*What the task requires:* Where in the data does the word "true" appear? Find those lines and copy them.

** Opening Records for processing block **

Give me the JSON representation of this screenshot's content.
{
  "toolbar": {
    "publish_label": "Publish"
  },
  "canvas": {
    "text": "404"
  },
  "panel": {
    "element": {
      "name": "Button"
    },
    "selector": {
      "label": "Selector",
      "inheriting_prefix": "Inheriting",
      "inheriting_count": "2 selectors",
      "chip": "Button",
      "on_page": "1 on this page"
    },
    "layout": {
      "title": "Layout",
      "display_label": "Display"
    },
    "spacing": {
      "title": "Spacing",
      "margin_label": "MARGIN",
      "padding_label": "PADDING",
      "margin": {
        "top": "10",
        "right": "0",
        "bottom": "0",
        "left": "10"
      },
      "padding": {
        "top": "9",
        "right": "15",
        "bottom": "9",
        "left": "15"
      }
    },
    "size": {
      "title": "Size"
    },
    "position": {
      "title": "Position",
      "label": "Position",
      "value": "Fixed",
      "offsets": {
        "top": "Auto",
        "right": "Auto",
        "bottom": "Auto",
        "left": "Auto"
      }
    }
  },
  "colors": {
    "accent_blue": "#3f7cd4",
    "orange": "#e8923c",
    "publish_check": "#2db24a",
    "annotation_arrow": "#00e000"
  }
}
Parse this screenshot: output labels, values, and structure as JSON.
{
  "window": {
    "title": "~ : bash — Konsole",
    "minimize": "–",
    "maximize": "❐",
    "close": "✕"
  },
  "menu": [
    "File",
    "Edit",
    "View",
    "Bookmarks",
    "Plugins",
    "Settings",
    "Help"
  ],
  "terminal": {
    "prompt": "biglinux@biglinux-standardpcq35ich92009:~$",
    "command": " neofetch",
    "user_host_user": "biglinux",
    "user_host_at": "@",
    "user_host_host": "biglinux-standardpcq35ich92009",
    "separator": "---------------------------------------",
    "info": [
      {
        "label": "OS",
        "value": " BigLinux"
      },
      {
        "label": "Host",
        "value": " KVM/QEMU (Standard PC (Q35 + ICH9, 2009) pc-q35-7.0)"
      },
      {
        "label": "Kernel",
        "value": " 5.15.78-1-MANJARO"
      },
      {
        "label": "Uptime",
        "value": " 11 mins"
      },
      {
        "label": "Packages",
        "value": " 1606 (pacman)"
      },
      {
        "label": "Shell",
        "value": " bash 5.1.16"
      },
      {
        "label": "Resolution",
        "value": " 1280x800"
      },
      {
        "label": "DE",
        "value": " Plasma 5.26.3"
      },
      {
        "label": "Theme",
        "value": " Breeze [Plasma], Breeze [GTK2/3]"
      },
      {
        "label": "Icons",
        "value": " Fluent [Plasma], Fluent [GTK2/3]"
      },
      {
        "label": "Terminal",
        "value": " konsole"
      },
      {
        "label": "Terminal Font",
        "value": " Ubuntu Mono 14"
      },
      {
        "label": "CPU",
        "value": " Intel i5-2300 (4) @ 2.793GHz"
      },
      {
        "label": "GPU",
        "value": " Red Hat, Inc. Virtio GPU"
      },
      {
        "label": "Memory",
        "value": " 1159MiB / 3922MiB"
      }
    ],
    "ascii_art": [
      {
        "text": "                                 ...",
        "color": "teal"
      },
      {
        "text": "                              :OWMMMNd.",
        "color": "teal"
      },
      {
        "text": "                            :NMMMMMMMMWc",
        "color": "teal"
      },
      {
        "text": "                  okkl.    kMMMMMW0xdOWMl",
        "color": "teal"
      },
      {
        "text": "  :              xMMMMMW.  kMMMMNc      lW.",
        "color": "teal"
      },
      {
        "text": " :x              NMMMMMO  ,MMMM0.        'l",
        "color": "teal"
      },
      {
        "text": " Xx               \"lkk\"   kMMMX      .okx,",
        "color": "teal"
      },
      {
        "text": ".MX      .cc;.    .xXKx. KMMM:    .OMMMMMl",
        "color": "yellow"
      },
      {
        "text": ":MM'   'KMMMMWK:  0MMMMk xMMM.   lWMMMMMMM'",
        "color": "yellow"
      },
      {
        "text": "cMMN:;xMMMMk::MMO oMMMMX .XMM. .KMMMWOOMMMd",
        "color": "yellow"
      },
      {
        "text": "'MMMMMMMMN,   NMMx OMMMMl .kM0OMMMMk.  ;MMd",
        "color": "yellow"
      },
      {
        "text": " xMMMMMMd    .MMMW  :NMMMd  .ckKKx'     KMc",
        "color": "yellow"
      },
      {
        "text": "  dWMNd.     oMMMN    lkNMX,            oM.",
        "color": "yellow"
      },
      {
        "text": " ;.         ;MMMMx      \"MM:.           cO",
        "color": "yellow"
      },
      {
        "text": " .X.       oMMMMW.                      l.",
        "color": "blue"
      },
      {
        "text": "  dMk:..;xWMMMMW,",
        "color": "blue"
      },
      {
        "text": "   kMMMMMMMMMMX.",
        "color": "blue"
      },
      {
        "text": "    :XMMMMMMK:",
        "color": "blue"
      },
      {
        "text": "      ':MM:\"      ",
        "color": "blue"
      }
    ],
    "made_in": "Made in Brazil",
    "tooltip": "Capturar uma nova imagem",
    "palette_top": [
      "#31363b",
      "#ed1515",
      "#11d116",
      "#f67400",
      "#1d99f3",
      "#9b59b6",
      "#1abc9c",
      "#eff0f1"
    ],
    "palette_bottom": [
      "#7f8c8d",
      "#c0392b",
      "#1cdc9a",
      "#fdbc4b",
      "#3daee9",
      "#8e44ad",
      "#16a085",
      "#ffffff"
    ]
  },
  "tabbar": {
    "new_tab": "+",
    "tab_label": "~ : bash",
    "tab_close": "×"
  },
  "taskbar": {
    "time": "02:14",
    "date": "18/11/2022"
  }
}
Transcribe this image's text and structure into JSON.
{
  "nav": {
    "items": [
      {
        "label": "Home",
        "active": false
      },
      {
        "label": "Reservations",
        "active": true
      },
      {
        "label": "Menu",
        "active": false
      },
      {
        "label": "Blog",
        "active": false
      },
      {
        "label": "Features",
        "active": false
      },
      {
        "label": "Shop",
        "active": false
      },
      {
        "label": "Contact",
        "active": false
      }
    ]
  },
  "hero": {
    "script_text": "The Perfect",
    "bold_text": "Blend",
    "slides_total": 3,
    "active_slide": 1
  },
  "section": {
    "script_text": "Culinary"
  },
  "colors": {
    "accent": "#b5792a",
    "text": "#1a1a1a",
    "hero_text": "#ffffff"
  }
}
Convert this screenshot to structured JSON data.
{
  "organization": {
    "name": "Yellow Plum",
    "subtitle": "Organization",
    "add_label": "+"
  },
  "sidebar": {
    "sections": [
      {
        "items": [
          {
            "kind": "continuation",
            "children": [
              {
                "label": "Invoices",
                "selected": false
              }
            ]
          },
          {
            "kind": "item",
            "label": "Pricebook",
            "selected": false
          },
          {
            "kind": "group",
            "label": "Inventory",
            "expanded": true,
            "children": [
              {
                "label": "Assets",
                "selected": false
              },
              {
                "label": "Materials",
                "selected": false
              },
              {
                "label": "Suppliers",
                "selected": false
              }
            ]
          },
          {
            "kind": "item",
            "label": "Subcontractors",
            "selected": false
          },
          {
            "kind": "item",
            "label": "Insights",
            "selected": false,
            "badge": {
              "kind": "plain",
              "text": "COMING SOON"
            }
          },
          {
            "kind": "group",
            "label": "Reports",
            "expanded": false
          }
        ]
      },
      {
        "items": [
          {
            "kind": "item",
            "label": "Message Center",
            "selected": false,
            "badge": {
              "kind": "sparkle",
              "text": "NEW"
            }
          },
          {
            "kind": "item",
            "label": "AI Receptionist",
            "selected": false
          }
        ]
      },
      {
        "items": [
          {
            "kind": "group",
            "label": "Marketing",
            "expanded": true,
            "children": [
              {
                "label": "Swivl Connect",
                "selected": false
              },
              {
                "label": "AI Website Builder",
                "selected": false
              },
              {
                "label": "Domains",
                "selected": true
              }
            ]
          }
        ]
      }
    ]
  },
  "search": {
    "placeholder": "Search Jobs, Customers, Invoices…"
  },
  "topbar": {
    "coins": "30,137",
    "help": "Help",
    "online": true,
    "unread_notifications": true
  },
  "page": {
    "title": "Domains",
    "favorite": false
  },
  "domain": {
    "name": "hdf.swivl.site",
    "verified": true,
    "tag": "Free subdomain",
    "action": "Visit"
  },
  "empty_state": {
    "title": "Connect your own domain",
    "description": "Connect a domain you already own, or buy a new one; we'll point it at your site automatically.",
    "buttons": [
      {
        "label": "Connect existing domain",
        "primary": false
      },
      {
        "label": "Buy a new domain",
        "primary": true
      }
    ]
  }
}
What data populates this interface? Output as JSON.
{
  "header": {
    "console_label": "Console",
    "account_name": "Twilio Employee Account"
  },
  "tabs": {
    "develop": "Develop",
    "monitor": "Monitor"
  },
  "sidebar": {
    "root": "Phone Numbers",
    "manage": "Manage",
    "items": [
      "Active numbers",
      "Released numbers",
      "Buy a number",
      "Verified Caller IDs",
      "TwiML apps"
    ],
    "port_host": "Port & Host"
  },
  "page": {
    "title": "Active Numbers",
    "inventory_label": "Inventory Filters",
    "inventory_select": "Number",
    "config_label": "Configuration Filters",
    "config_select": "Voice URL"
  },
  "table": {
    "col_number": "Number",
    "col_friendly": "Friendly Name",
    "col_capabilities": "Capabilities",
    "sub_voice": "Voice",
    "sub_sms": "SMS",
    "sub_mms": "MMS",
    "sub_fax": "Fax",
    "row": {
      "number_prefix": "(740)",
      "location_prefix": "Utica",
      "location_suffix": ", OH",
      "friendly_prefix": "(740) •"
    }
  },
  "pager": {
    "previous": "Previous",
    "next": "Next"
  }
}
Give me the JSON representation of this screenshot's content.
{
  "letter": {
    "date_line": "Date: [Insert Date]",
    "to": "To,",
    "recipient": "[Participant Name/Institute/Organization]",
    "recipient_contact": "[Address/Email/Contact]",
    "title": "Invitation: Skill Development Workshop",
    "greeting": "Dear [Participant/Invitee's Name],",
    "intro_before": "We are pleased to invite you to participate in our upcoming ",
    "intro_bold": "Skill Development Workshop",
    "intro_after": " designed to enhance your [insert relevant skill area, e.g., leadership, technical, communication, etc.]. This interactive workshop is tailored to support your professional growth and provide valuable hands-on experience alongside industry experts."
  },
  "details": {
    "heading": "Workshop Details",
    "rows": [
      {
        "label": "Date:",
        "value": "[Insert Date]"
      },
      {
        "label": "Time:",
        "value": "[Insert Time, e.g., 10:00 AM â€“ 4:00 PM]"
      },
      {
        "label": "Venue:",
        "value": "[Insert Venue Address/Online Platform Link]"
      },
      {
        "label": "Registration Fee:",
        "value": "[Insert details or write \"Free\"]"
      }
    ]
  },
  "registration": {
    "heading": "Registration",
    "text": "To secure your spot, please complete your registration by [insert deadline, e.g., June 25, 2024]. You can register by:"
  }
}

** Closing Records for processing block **

*Response:*
        "active": true
            "expanded": true,
            "expanded": true,
                "selected": true
    "online": true,
    "unread_notifications": true
    "verified": true,
        "primary": true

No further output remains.